Project-based Language Learning (PBLL) provides students with opportunities to use the target language purposefully and to interact with culturally authentic materials. Because PBLL holds critical benefits for its students, it is important that teachers learn best practices for implementation and how to overcome the challenges that PBLL brings. This study focuses on the experiences of 15 world language teachers as they participated in a PBLL professional development series developed by the National Foreign Language Resource Center (NFLRC) at the University of Hawai'i at Mānoa. Findings from this study are based on data gathered from surveys and interviews with a diverse group of educators for the purpose of gaining an understanding of what participants learned and the activities that impacted learning of PBLL. Results show that learning about gold standard elements of PBLL made the biggest impact on participants' pedagogical beliefs and motivated them to change their practice. Activities that positively impacted learning were those that were active, social, and related to practice. Participants were overwhelmed with the amount of content and needed help making connections between the content and their teaching contexts. Overall, participants' experiences in the professional development series led to a change in pedagogical beliefs and a desire to alter their implementation of PBLL.
College and Department
Humanities; Spanish and Portuguese
BYU ScholarsArchive Citation
Westenskow, Florencia, "Experiences in Professional Development Through Project-Based Language Learning" (2018). Theses and Dissertations. 7047.

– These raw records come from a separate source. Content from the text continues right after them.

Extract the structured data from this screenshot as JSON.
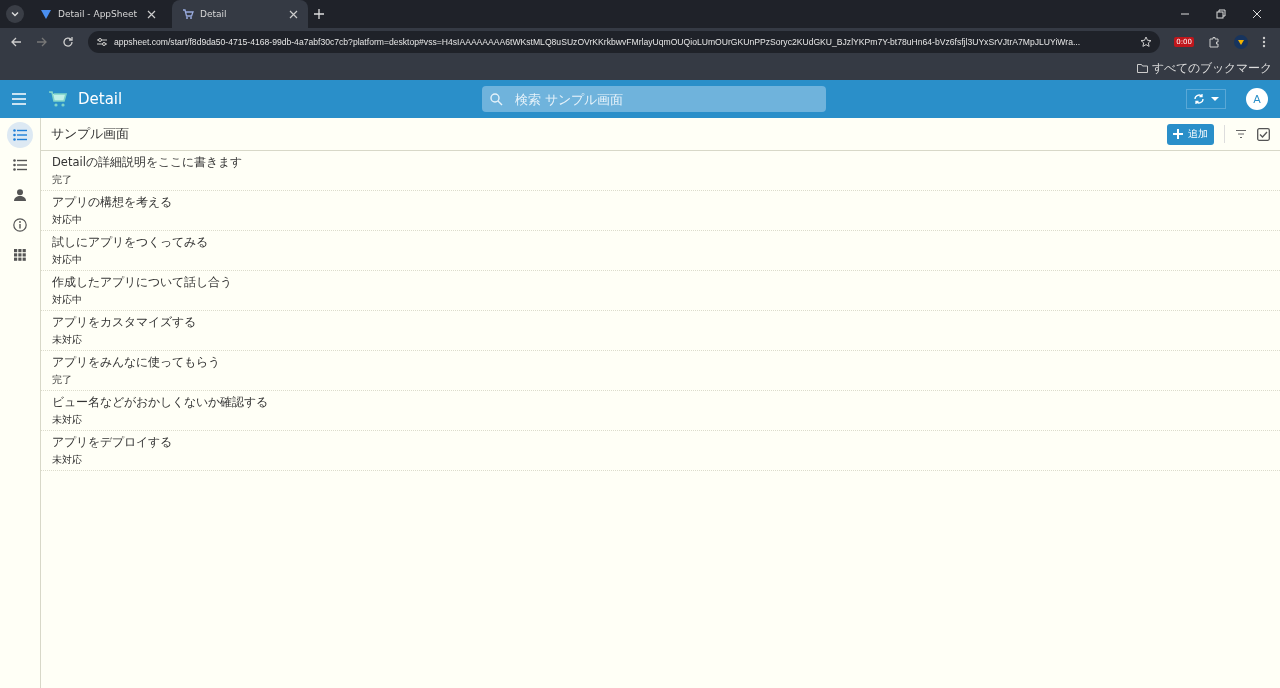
{
  "browser": {
    "tabs": [
      {
        "title": "Detail - AppSheet",
        "selected": false
      },
      {
        "title": "Detail",
        "selected": true
      }
    ],
    "address": "appsheet.com/start/f8d9da50-4715-4168-99db-4a7abf30c7cb?platform=desktop#vss=H4sIAAAAAAAA6tWKstMLQ8uSUzOVrKKrkbwvFMrlayUqmOUQioLUmOUrGKUnPPzSoryc2KUdGKU_BJzlYKPm7Y-bt78uHn64-bVz6fsfjl3UYxSrVJtrA7MpJLUYiWra...",
    "timer_badge": "0:00",
    "bookmarks_label": "すべてのブックマーク"
  },
  "app_header": {
    "title": "Detail",
    "search_placeholder": "検索 サンプル画面",
    "avatar": "A"
  },
  "sidebar": {
    "items": [
      {
        "kind": "list",
        "selected": true
      },
      {
        "kind": "list",
        "selected": false
      },
      {
        "kind": "person",
        "selected": false
      },
      {
        "kind": "info",
        "selected": false
      },
      {
        "kind": "grid",
        "selected": false
      }
    ]
  },
  "view": {
    "title": "サンプル画面",
    "add_button": "追加",
    "rows": [
      {
        "title": "Detailの詳細説明をここに書きます",
        "status": "完了"
      },
      {
        "title": "アプリの構想を考える",
        "status": "対応中"
      },
      {
        "title": "試しにアプリをつくってみる",
        "status": "対応中"
      },
      {
        "title": "作成したアプリについて話し合う",
        "status": "対応中"
      },
      {
        "title": "アプリをカスタマイズする",
        "status": "未対応"
      },
      {
        "title": "アプリをみんなに使ってもらう",
        "status": "完了"
      },
      {
        "title": "ビュー名などがおかしくないか確認する",
        "status": "未対応"
      },
      {
        "title": "アプリをデプロイする",
        "status": "未対応"
      }
    ]
  }
}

Project-based Language Learning, foreign language, professional development, foreign language education, projects, PBLL